Top of DATA FOR PROCESSING
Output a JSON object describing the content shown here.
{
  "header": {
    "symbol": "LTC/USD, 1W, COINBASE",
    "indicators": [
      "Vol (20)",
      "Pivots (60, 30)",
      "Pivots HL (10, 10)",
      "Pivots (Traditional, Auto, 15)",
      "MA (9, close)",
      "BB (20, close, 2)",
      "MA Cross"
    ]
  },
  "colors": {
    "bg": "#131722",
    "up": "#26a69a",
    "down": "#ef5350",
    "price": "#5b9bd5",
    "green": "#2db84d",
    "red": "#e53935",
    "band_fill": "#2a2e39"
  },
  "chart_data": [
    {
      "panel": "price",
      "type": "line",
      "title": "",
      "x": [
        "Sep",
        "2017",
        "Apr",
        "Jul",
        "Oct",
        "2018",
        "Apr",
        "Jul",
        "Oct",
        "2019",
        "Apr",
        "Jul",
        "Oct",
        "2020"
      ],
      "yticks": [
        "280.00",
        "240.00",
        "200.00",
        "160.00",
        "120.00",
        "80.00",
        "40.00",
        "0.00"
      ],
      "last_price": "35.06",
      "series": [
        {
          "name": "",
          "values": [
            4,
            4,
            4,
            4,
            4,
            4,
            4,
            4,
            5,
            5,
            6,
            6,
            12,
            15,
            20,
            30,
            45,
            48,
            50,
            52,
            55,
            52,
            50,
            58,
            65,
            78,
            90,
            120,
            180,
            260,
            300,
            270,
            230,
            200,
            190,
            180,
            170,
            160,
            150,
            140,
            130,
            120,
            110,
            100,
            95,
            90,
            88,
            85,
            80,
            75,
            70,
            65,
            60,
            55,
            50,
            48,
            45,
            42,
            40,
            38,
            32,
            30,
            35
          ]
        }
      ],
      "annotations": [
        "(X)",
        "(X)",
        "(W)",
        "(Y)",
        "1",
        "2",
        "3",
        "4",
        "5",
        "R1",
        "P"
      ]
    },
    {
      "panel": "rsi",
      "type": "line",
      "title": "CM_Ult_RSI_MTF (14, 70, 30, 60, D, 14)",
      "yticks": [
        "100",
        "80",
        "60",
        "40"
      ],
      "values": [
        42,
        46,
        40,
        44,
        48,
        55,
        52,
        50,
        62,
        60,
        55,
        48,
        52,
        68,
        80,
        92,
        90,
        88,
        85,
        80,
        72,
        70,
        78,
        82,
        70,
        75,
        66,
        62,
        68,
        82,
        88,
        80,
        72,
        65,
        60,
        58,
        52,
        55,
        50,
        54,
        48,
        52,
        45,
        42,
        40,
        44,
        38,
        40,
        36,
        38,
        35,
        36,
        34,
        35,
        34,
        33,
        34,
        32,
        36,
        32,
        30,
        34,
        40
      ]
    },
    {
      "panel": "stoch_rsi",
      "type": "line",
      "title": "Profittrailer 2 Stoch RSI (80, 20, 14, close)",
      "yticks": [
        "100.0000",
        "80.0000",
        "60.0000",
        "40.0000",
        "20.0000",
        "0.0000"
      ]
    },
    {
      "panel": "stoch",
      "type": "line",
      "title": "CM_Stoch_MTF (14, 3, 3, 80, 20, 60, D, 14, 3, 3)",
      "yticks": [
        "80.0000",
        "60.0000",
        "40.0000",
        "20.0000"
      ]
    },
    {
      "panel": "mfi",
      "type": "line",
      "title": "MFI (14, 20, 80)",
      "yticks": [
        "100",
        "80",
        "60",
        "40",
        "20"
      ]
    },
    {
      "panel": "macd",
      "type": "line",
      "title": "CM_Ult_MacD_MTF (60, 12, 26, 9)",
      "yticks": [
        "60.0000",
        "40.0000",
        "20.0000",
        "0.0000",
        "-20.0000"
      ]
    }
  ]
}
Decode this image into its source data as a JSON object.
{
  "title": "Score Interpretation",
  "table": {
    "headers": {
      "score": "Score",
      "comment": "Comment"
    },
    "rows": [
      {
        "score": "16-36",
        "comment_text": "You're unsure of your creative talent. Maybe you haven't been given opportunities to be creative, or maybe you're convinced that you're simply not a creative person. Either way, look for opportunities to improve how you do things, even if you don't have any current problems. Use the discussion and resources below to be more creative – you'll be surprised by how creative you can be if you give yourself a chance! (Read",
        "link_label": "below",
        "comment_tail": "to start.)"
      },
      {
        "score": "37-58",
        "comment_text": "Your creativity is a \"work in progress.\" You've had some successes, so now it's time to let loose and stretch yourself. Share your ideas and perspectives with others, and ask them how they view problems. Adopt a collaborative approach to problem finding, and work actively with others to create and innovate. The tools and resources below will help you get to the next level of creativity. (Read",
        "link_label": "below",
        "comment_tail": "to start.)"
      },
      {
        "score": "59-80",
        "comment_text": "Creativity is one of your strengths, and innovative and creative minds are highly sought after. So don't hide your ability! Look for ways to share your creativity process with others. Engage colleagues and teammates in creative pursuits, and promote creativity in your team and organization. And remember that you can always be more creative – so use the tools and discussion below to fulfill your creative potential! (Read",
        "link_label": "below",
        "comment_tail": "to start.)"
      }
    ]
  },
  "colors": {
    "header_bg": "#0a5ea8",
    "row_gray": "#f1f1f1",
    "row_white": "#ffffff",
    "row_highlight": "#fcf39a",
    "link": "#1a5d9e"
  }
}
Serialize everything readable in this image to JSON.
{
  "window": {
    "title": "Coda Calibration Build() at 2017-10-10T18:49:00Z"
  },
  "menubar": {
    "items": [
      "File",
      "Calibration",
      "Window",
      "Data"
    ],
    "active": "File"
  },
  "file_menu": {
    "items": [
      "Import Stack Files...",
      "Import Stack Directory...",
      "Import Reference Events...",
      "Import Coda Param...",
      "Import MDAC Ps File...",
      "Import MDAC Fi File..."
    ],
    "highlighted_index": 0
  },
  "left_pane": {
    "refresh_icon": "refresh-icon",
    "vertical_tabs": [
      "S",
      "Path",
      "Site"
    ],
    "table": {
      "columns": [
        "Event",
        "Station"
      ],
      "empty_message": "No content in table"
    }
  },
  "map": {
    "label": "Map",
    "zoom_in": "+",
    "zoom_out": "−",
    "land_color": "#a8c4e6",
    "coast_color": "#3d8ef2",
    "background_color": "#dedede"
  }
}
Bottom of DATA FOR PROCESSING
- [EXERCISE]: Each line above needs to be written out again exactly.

- [YOUR RESPONSE]:
Output a JSON object describing the content shown here.
{
  "header": {
    "symbol": "LTC/USD, 1W, COINBASE",
    "indicators": [
      "Vol (20)",
      "Pivots (60, 30)",
      "Pivots HL (10, 10)",
      "Pivots (Traditional, Auto, 15)",
      "MA (9, close)",
      "BB (20, close, 2)",
      "MA Cross"
    ]
  },
  "colors": {
    "bg": "#131722",
    "up": "#26a69a",
    "down": "#ef5350",
    "price": "#5b9bd5",
    "green": "#2db84d",
    "red": "#e53935",
    "band_fill": "#2a2e39"
  },
  "chart_data": [
    {
      "panel": "price",
      "type": "line",
      "title": "",
      "x": [
        "Sep",
        "2017",
        "Apr",
        "Jul",
        "Oct",
        "2018",
        "Apr",
        "Jul",
        "Oct",
        "2019",
        "Apr",
        "Jul",
        "Oct",
        "2020"
      ],
      "yticks": [
        "280.00",
        "240.00",
        "200.00",
        "160.00",
        "120.00",
        "80.00",
        "40.00",
        "0.00"
      ],
      "last_price": "35.06",
      "series": [
        {
          "name": "",
          "values": [
            4,
            4,
            4,
            4,
            4,
            4,
            4,
            4,
            5,
            5,
            6,
            6,
            12,
            15,
            20,
            30,
            45,
            48,
            50,
            52,
            55,
            52,
            50,
            58,
            65,
            78,
            90,
            120,
            180,
            260,
            300,
            270,
            230,
            200,
            190,
            180,
            170,
            160,
            150,
            140,
            130,
            120,
            110,
            100,
            95,
            90,
            88,
            85,
            80,
            75,
            70,
            65,
            60,
            55,
            50,
            48,
            45,
            42,
            40,
            38,
            32,
            30,
            35
          ]
        }
      ],
      "annotations": [
        "(X)",
        "(X)",
        "(W)",
        "(Y)",
        "1",
        "2",
        "3",
        "4",
        "5",
        "R1",
        "P"
      ]
    },
    {
      "panel": "rsi",
      "type": "line",
      "title": "CM_Ult_RSI_MTF (14, 70, 30, 60, D, 14)",
      "yticks": [
        "100",
        "80",
        "60",
        "40"
      ],
      "values": [
        42,
        46,
        40,
        44,
        48,
        55,
        52,
        50,
        62,
        60,
        55,
        48,
        52,
        68,
        80,
        92,
        90,
        88,
        85,
        80,
        72,
        70,
        78,
        82,
        70,
        75,
        66,
        62,
        68,
        82,
        88,
        80,
        72,
        65,
        60,
        58,
        52,
        55,
        50,
        54,
        48,
        52,
        45,
        42,
        40,
        44,
        38,
        40,
        36,
        38,
        35,
        36,
        34,
        35,
        34,
        33,
        34,
        32,
        36,
        32,
        30,
        34,
        40
      ]
    },
    {
      "panel": "stoch_rsi",
      "type": "line",
      "title": "Profittrailer 2 Stoch RSI (80, 20, 14, close)",
      "yticks": [
        "100.0000",
        "80.0000",
        "60.0000",
        "40.0000",
        "20.0000",
        "0.0000"
      ]
    },
    {
      "panel": "stoch",
      "type": "line",
      "title": "CM_Stoch_MTF (14, 3, 3, 80, 20, 60, D, 14, 3, 3)",
      "yticks": [
        "80.0000",
        "60.0000",
        "40.0000",
        "20.0000"
      ]
    },
    {
      "panel": "mfi",
      "type": "line",
      "title": "MFI (14, 20, 80)",
      "yticks": [
        "100",
        "80",
        "60",
        "40",
        "20"
      ]
    },
    {
      "panel": "macd",
      "type": "line",
      "title": "CM_Ult_MacD_MTF (60, 12, 26, 9)",
      "yticks": [
        "60.0000",
        "40.0000",
        "20.0000",
        "0.0000",
        "-20.0000"
      ]
    }
  ]
}
Decode this image into its source data as a JSON object.
{
  "title": "Score Interpretation",
  "table": {
    "headers": {
      "score": "Score",
      "comment": "Comment"
    },
    "rows": [
      {
        "score": "16-36",
        "comment_text": "You're unsure of your creative talent. Maybe you haven't been given opportunities to be creative, or maybe you're convinced that you're simply not a creative person. Either way, look for opportunities to improve how you do things, even if you don't have any current problems. Use the discussion and resources below to be more creative – you'll be surprised by how creative you can be if you give yourself a chance! (Read",
        "link_label": "below",
        "comment_tail": "to start.)"
      },
      {
        "score": "37-58",
        "comment_text": "Your creativity is a \"work in progress.\" You've had some successes, so now it's time to let loose and stretch yourself. Share your ideas and perspectives with others, and ask them how they view problems. Adopt a collaborative approach to problem finding, and work actively with others to create and innovate. The tools and resources below will help you get to the next level of creativity. (Read",
        "link_label": "below",
        "comment_tail": "to start.)"
      },
      {
        "score": "59-80",
        "comment_text": "Creativity is one of your strengths, and innovative and creative minds are highly sought after. So don't hide your ability! Look for ways to share your creativity process with others. Engage colleagues and teammates in creative pursuits, and promote creativity in your team and organization. And remember that you can always be more creative – so use the tools and discussion below to fulfill your creative potential! (Read",
        "link_label": "below",
        "comment_tail": "to start.)"
      }
    ]
  },
  "colors": {
    "header_bg": "#0a5ea8",
    "row_gray": "#f1f1f1",
    "row_white": "#ffffff",
    "row_highlight": "#fcf39a",
    "link": "#1a5d9e"
  }
}
Serialize everything readable in this image to JSON.
{
  "window": {
    "title": "Coda Calibration Build() at 2017-10-10T18:49:00Z"
  },
  "menubar": {
    "items": [
      "File",
      "Calibration",
      "Window",
      "Data"
    ],
    "active": "File"
  },
  "file_menu": {
    "items": [
      "Import Stack Files...",
      "Import Stack Directory...",
      "Import Reference Events...",
      "Import Coda Param...",
      "Import MDAC Ps File...",
      "Import MDAC Fi File..."
    ],
    "highlighted_index": 0
  },
  "left_pane": {
    "refresh_icon": "refresh-icon",
    "vertical_tabs": [
      "S",
      "Path",
      "Site"
    ],
    "table": {
      "columns": [
        "Event",
        "Station"
      ],
      "empty_message": "No content in table"
    }
  },
  "map": {
    "label": "Map",
    "zoom_in": "+",
    "zoom_out": "−",
    "land_color": "#a8c4e6",
    "coast_color": "#3d8ef2",
    "background_color": "#dedede"
  }
}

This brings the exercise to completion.